═══ RECORDED DATA

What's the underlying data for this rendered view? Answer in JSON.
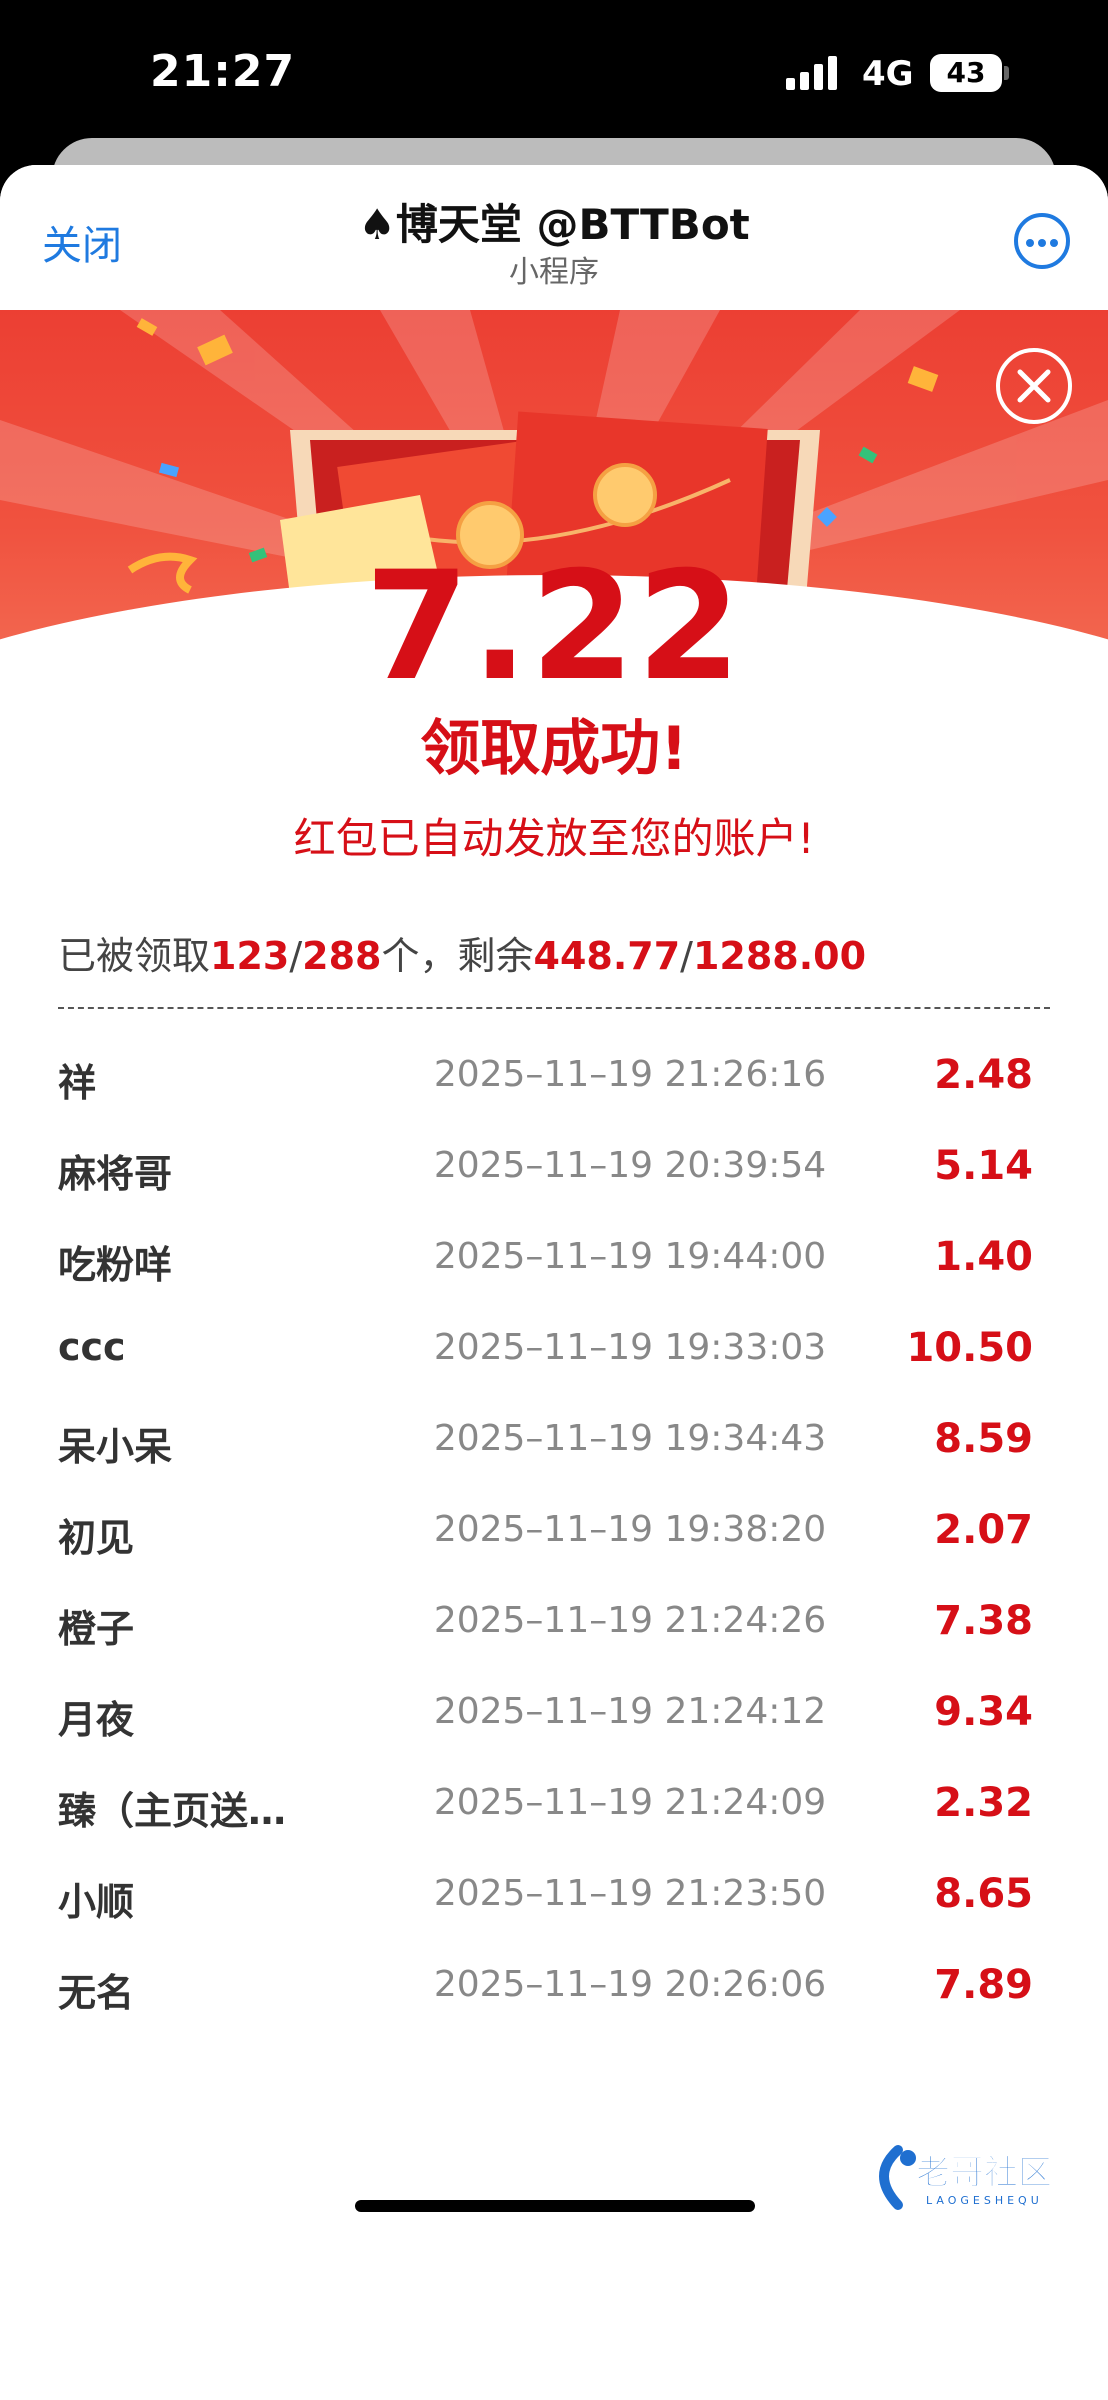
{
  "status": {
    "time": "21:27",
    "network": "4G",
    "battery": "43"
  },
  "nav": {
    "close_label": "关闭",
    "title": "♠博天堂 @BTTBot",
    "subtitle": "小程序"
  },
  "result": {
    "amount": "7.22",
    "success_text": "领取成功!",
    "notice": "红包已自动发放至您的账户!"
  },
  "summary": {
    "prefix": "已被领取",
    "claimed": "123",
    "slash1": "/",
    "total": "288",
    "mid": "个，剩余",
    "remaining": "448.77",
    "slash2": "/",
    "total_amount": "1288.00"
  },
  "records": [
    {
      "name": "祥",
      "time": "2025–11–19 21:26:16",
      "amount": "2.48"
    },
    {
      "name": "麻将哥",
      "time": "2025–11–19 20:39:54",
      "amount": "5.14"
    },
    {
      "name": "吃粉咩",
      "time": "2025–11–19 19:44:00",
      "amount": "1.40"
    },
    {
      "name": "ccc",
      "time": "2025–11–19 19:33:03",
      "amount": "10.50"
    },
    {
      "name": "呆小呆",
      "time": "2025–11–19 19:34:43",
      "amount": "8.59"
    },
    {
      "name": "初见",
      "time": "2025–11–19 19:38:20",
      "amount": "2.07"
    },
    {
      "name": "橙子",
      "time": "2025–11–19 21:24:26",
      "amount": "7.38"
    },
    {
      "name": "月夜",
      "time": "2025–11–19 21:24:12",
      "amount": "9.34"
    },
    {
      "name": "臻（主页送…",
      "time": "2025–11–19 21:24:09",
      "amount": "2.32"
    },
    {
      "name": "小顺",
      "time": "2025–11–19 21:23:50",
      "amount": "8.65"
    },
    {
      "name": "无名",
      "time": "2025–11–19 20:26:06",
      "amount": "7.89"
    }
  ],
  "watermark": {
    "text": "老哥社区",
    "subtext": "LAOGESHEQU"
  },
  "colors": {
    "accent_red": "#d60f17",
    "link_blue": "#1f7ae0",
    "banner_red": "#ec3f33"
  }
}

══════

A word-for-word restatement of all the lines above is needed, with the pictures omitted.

**OUTPUT FOR THIS TASK:**
What's the underlying data for this rendered view? Answer in JSON.
{
  "status": {
    "time": "21:27",
    "network": "4G",
    "battery": "43"
  },
  "nav": {
    "close_label": "关闭",
    "title": "♠博天堂 @BTTBot",
    "subtitle": "小程序"
  },
  "result": {
    "amount": "7.22",
    "success_text": "领取成功!",
    "notice": "红包已自动发放至您的账户!"
  },
  "summary": {
    "prefix": "已被领取",
    "claimed": "123",
    "slash1": "/",
    "total": "288",
    "mid": "个，剩余",
    "remaining": "448.77",
    "slash2": "/",
    "total_amount": "1288.00"
  },
  "records": [
    {
      "name": "祥",
      "time": "2025–11–19 21:26:16",
      "amount": "2.48"
    },
    {
      "name": "麻将哥",
      "time": "2025–11–19 20:39:54",
      "amount": "5.14"
    },
    {
      "name": "吃粉咩",
      "time": "2025–11–19 19:44:00",
      "amount": "1.40"
    },
    {
      "name": "ccc",
      "time": "2025–11–19 19:33:03",
      "amount": "10.50"
    },
    {
      "name": "呆小呆",
      "time": "2025–11–19 19:34:43",
      "amount": "8.59"
    },
    {
      "name": "初见",
      "time": "2025–11–19 19:38:20",
      "amount": "2.07"
    },
    {
      "name": "橙子",
      "time": "2025–11–19 21:24:26",
      "amount": "7.38"
    },
    {
      "name": "月夜",
      "time": "2025–11–19 21:24:12",
      "amount": "9.34"
    },
    {
      "name": "臻（主页送…",
      "time": "2025–11–19 21:24:09",
      "amount": "2.32"
    },
    {
      "name": "小顺",
      "time": "2025–11–19 21:23:50",
      "amount": "8.65"
    },
    {
      "name": "无名",
      "time": "2025–11–19 20:26:06",
      "amount": "7.89"
    }
  ],
  "watermark": {
    "text": "老哥社区",
    "subtext": "LAOGESHEQU"
  },
  "colors": {
    "accent_red": "#d60f17",
    "link_blue": "#1f7ae0",
    "banner_red": "#ec3f33"
  }
}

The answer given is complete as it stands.